Collection entries
* * * *

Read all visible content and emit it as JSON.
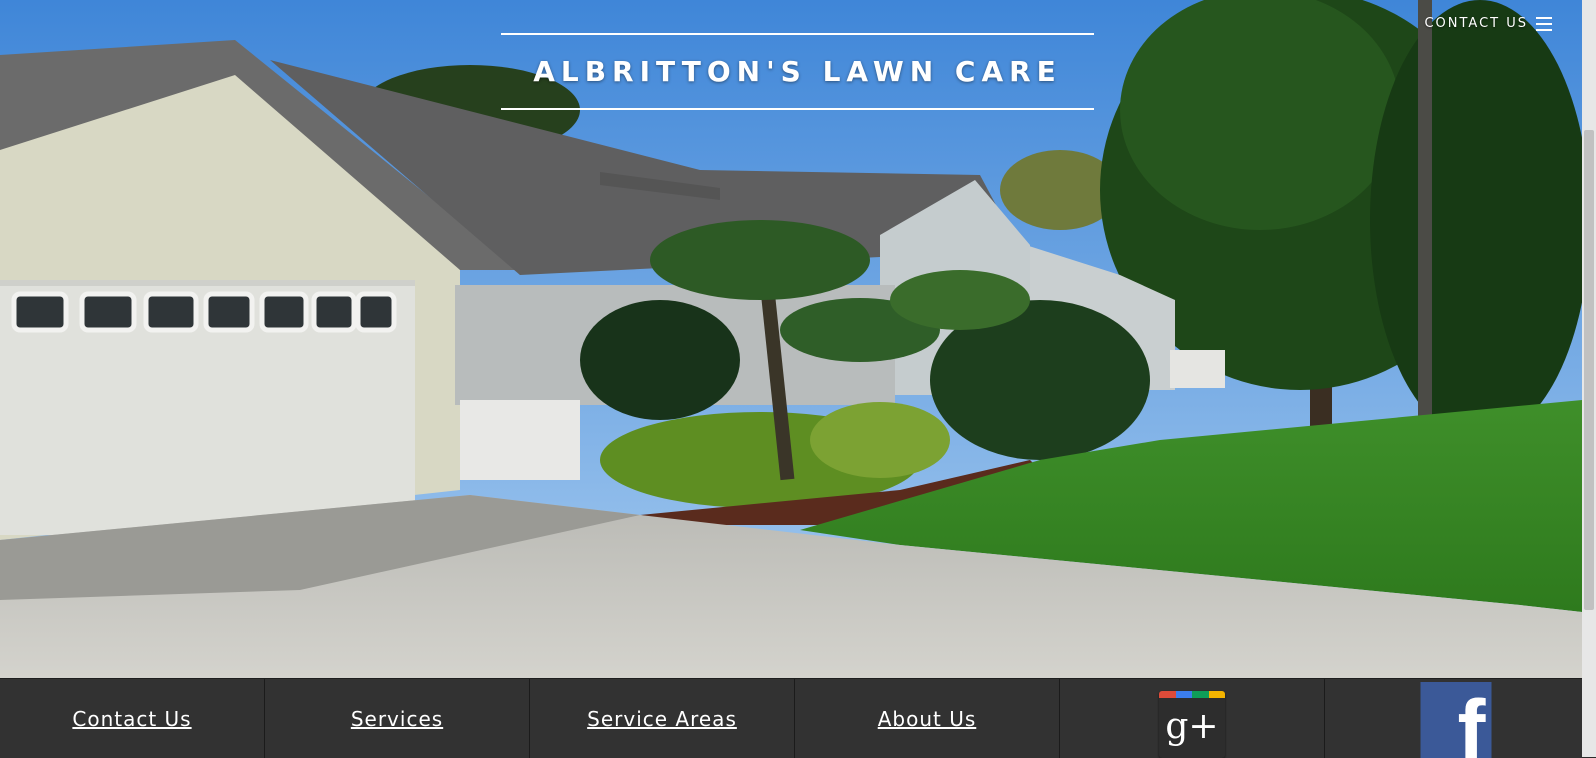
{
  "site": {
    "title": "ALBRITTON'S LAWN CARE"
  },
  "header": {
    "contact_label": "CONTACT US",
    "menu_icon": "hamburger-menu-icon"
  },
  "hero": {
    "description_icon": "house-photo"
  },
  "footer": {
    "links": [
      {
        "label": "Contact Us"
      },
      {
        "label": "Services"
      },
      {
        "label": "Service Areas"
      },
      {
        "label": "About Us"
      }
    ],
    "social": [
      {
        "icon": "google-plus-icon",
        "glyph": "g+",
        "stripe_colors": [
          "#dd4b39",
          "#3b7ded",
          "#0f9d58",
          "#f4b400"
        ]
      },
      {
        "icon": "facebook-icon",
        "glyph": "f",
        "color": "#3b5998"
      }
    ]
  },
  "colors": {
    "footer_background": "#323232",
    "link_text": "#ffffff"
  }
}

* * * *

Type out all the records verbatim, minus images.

* [Result of the exercise]:
Read all visible content and emit it as JSON.
{
  "site": {
    "title": "ALBRITTON'S LAWN CARE"
  },
  "header": {
    "contact_label": "CONTACT US",
    "menu_icon": "hamburger-menu-icon"
  },
  "hero": {
    "description_icon": "house-photo"
  },
  "footer": {
    "links": [
      {
        "label": "Contact Us"
      },
      {
        "label": "Services"
      },
      {
        "label": "Service Areas"
      },
      {
        "label": "About Us"
      }
    ],
    "social": [
      {
        "icon": "google-plus-icon",
        "glyph": "g+",
        "stripe_colors": [
          "#dd4b39",
          "#3b7ded",
          "#0f9d58",
          "#f4b400"
        ]
      },
      {
        "icon": "facebook-icon",
        "glyph": "f",
        "color": "#3b5998"
      }
    ]
  },
  "colors": {
    "footer_background": "#323232",
    "link_text": "#ffffff"
  }
}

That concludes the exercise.